But. The red 3 ring binder was up in the attic two weeks ago. Last week I brought it to my office on the second floor. Sometime over the weekend when I was too sick to do anything else, I dragged it to my bed. And opened it. And picked up my red pen. And marked up the first few pages. And scrawled myself a bunch of notes in the margins. And as I went for my run yesterday, I figured out a solution to one of the nagging plot points.

Why write?

Why tell a story?

Isn’t this why we are here? Isn’t this what we are for?

I don’t know if 2012 will be the year I tackle The Novel again. I do hope 2012 will be the year that I start to read again. I hope to read and re-read and let the stories of others filter and play through my mind. I hope to read to my kids—maybe even Harry Potter!—and to Tom. I hope to play the marshmallow game and win– resisting the temptation to gobble up that which is in front of me, in favor of putting a little time in to unpaid, unplanned, unpaved ways that will lead me (I hope) closer and closer to my missions.

Day 2 in the Studio

First snowfall of the year, en route to Conway.

Day two in the studio.
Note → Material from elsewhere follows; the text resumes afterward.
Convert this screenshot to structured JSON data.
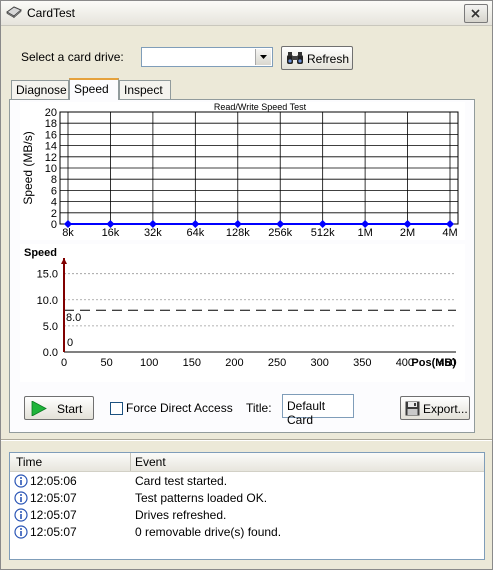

In between sessions, Massachusetts had its first snow of the season. Katryna and her kids went to the circus in NYC, the Nields-Duffys had the distinction of coming in dead last in Northampton’s Hot Chocolate Run, and also bought a Christmas tree.

We also went to church. “There is only one story,” said Steve Philbrick. “The story of the year. It begins as a tender young thing; then becomes fruitful. It dies, is buried, goes underground. But Life does not die. It comes back to life in the spring again.”

I can’t decide whom to vote for in the election tomorrow. I initially loved Alan Khazei; then Mike Capuano because of his view on the health care bill. But it’s awfully tempting to go with Coakley and have another woman in the Senate. We in MA are so lucky to have such great candidates. I will vote tomorrow. That much I know. And it won’t be for the Boston Celtics owner.

I love the Robert Plant/Alison Krauss CD Raising Sand so much it hurts. Also, I have decided I like Journey. I know readers of How to Be an Adult will be shocked to hear this. I just realized life is too short to hold grudges. And “Don’t Stop Believing” is just plain fun.

Elle and Jay have broken many of our Christmas tree ornaments already, and we haven’t even started decorating the tree. Oh, dear.

Thank you for your music recommendations! One more question: Should I get Pandora or Rhapsody?

Here is a video of my attempt to record the guitar to the song “I Choose This Era.” Though we ended up using a subsequent take, this officially documents the beginning of the recording of our new CD which we are tentatively calling “The Full Catastrophe,” at the risk of getting some smug and mean reviews a la “Shark Sandwich/ Sh*t Sandwich.”